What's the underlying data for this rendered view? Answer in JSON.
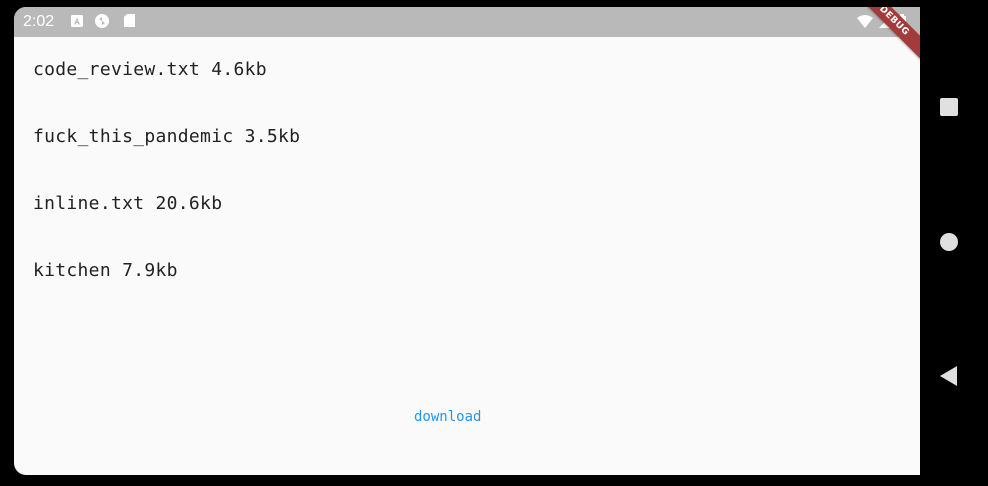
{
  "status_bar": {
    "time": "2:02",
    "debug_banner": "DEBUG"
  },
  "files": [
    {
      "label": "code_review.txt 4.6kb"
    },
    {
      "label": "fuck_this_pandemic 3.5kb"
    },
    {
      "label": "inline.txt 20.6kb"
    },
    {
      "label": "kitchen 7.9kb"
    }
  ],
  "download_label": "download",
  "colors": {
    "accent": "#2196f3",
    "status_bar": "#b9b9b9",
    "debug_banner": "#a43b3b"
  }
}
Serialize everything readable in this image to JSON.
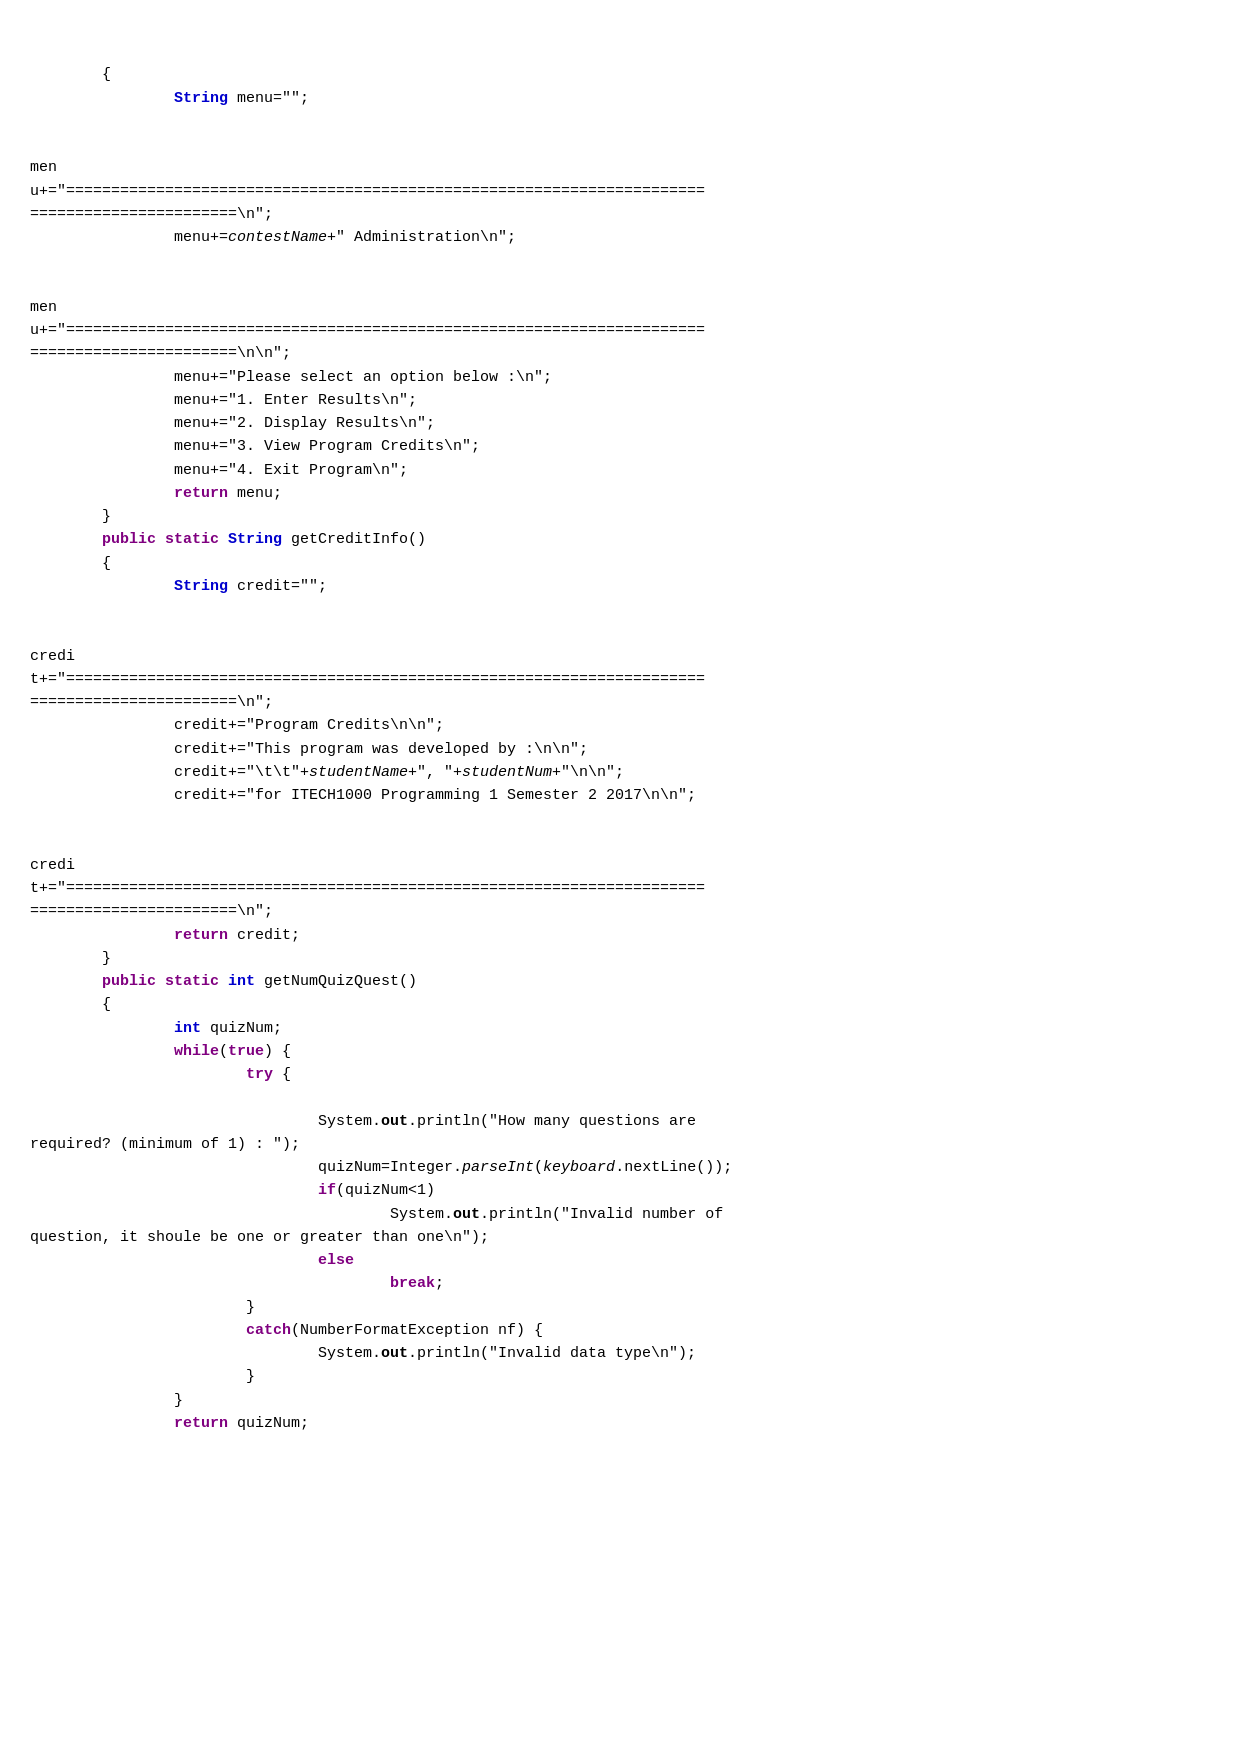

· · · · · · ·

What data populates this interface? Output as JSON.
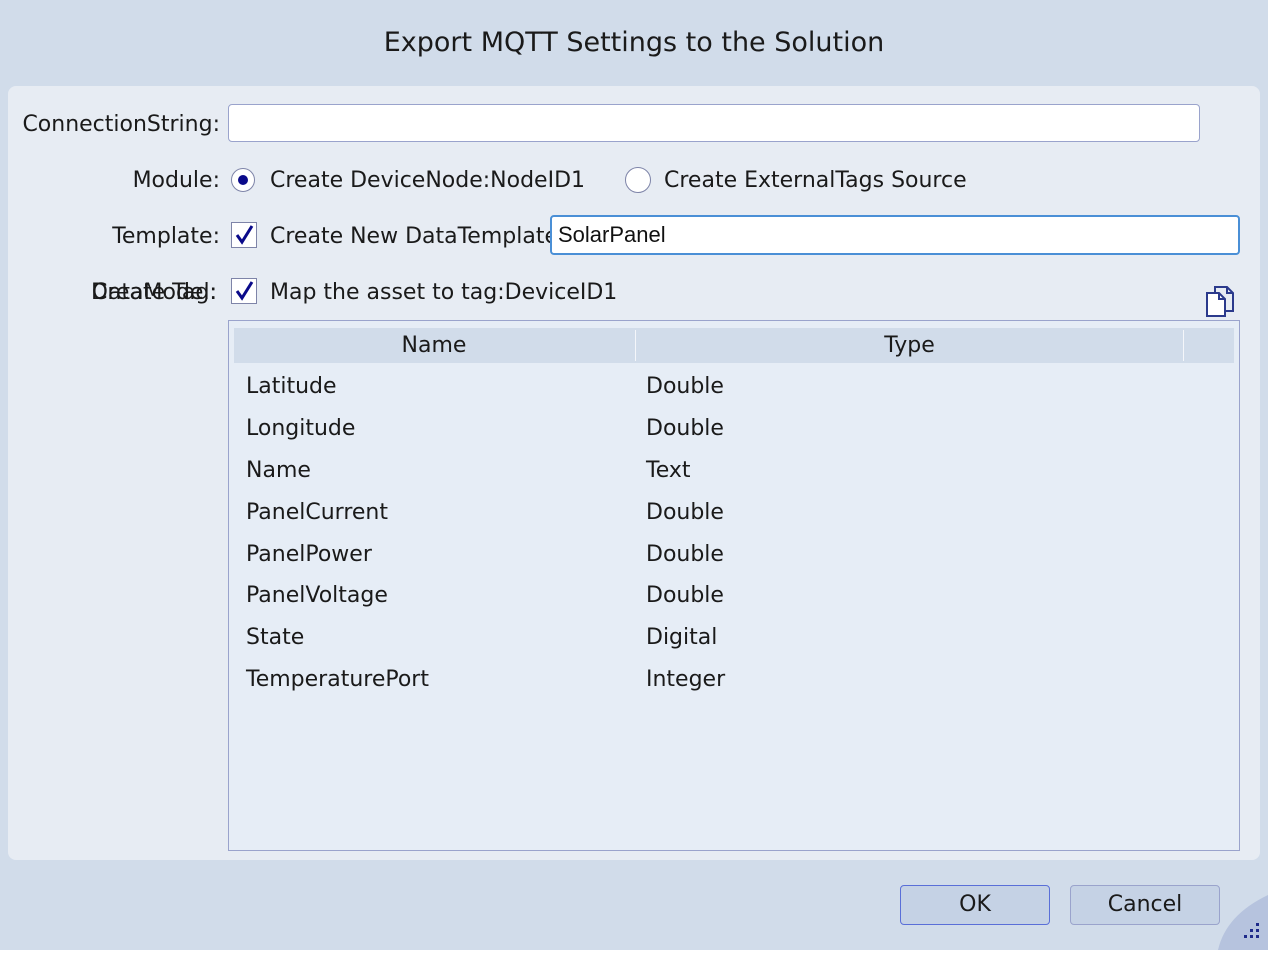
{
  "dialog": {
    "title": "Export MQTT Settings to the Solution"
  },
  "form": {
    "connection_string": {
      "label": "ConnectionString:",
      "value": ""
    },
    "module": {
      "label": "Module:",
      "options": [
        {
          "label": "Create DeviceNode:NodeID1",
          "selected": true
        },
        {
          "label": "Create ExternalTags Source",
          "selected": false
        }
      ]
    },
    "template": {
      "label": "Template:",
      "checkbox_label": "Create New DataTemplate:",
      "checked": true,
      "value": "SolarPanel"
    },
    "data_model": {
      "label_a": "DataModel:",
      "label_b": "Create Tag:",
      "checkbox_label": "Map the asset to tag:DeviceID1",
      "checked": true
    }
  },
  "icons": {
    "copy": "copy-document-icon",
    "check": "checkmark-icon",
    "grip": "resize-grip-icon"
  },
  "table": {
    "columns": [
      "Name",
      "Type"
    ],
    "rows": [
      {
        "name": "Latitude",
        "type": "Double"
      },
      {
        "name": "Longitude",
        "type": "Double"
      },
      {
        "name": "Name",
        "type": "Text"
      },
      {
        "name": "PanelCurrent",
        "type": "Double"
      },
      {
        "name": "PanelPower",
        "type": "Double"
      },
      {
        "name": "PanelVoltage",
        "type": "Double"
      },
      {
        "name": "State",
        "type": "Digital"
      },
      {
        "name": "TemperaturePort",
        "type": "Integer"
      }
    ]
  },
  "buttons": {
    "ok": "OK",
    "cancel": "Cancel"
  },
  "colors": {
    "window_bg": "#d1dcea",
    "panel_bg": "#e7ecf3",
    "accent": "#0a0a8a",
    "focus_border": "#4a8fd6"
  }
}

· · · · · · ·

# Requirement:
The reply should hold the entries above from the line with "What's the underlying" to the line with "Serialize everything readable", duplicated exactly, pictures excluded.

# Task result:
What's the underlying data for this rendered view? Answer in JSON.
{
  "status_bar": {
    "time": "2:02",
    "debug_banner": "DEBUG"
  },
  "files": [
    {
      "label": "code_review.txt 4.6kb"
    },
    {
      "label": "fuck_this_pandemic 3.5kb"
    },
    {
      "label": "inline.txt 20.6kb"
    },
    {
      "label": "kitchen 7.9kb"
    }
  ],
  "download_label": "download",
  "colors": {
    "accent": "#2196f3",
    "status_bar": "#b9b9b9",
    "debug_banner": "#a43b3b"
  }
}
Serialize everything readable in this image to JSON.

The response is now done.